The pastor asked how many people remembered Chuck Yeager. Almost everyone raised a hand because I was in a congregation of older folks. Actually, I recall reading about Yeager breaking the sound barrier but remembered meeting another famous pilot.
I had been to a conference on affordable housing in Washington, D.C., and a friend invited me to a dinner with a number of important politicians on the dais. Seated at a table near the dignitaries, I found myself next to an attractive older gentleman. After introducing ourselves, I asked him what he did. “I’m a pilot,” the man answered.
Yeah, just a pilot—a famous, history-making pilot! The next day, while touring the aviation section of the Smithsonian, there was his plane—Scott Crossfield was the first person to exceed Mach 2.0 and the first to survive flying faster than Mach 3.0. He had served as a flight instructor in the U.S. Navy and as a fighter pilot during World War II.
My friend, also a former Navy pilot, became friends with Crossfield. Fortunately, I had a chance to meet him again when I did publicity for the Boonton Township Fire Department, opening a satellite firehouse on the Radio Aircraft Corporation (ARC) field where Jimmy Doolittle once flew. In 1929, Army Air Corps pilot Jimmy Doolittle made history there by taking off and landing at the ARC field via the use of radio beacon and transmitter, without looking out of the cockpit.
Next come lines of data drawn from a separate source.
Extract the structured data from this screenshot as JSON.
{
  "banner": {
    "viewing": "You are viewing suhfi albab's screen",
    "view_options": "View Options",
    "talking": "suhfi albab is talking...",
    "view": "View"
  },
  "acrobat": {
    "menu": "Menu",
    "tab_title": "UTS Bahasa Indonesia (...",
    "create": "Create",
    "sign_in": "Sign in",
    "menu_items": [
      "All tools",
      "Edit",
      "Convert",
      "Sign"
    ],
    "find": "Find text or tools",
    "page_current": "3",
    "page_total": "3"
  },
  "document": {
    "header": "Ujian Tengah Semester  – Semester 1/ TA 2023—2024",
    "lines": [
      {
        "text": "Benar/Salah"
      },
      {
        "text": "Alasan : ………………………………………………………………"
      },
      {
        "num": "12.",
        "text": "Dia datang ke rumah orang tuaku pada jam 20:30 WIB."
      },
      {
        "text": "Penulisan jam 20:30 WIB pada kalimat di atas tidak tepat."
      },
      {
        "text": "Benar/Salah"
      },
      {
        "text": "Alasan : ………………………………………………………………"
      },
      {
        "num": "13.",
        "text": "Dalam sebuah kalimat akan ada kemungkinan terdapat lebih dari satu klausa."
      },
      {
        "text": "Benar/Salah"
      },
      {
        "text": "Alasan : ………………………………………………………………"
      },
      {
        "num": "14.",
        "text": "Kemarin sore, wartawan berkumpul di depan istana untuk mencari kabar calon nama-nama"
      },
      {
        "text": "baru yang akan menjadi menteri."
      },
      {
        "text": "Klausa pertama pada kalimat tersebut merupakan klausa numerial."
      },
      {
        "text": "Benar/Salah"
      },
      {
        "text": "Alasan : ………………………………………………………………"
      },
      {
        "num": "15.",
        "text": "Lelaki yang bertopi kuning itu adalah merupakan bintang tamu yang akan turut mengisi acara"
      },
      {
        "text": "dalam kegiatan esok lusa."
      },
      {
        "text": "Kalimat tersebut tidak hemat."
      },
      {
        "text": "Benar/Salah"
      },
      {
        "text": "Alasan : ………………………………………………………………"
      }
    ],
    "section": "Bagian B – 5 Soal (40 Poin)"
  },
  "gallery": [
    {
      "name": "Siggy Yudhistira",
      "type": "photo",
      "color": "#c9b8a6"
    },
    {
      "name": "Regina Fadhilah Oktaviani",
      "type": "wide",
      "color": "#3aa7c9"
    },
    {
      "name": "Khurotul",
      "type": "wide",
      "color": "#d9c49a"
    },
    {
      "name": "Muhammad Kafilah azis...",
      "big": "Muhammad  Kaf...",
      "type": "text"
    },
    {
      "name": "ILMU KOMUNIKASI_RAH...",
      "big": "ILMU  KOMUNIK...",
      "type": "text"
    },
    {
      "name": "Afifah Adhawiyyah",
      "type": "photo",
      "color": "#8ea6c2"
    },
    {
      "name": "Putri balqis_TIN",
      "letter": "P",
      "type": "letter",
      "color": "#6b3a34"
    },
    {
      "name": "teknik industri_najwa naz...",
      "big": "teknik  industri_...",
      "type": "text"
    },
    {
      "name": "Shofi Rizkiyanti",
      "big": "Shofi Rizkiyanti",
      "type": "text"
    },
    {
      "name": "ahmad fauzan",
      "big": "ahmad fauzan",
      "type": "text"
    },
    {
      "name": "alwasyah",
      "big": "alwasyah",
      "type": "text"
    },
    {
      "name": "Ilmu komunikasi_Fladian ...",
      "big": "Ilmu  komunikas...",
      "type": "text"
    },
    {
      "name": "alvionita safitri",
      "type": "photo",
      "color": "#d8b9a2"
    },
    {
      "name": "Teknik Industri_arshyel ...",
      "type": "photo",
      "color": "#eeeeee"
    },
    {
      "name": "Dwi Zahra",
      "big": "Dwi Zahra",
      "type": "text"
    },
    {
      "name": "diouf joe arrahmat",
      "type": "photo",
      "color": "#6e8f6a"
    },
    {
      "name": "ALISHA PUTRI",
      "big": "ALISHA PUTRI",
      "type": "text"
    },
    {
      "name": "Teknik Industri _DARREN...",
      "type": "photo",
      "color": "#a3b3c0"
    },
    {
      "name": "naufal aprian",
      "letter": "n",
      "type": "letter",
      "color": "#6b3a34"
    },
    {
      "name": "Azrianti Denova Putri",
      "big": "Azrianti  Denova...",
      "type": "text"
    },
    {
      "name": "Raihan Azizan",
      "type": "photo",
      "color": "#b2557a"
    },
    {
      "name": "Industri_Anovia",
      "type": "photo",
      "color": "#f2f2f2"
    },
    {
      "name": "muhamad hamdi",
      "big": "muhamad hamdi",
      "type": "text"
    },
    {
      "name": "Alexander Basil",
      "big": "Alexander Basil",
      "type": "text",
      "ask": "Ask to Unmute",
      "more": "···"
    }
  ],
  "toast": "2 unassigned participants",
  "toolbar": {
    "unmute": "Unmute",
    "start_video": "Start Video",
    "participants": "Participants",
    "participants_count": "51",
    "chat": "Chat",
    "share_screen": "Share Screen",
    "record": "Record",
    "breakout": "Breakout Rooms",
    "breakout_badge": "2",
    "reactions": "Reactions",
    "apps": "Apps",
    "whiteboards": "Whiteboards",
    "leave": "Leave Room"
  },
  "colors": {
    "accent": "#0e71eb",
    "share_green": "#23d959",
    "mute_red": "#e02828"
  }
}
Now, my recipe has nothing to do with those reminisces or the history. This recipe is one that I found in one of my many cookbooks, and it’s great for an easy and simple entree, especially during the cold winter months.
Sweet & Sour Pork
4 pork chops or cubed pork
¼ c. soy sauce
¼ c. ketchup
½ c. apple jelly
Trim fat from pork chops and place in ovenproof casserole dish. Mix soy sauce, ketchup and jelly. Pour over pork and make sure it’s coated. Bake at 325 degrees for 45 minutes – less for cubed pork – or until meat is tender.
Serves two to four people.
Note: I used apricot jelly since I didn’t have any apple jelly in the pantry. Also, I cubed the pork, placed the meat in a baking dish, covered it with the sauce in the morning and put that in the refrigerator until time to prepare for dinner.
Sidna Brower Mitchell graduated from the University of Mississippi in 1963 and was named to the Ole Miss Hall of Fame. She was editor of The Daily Mississippian when James Meredith integrated the university, receiving a Pulitzer Prize nomination for her editorials and a number of other honors and job offers. The Memphis native worked for the World-Telegram and Sun in New York City and UPI in London. She held other media and public relations jobs and was part owner of weekly newspapers in Morris County, N.J., for 25 years. She has continued to write a weekly cooking column since 1975. Sidna retired as deputy director of the New Jersey Council on Affordable Housing (COAH), a controversial state agency. Still holding offices in several organizations, Sidna has taken up serious croquet in retirement and has participated in tournaments in New Jersey, Massachusetts, Pennsylvania, Delaware and Florida. While she has never returned to the South to live, Sidna’s heart and cooking still have that Southern touch. She can be reached via e-mail at email@example.com.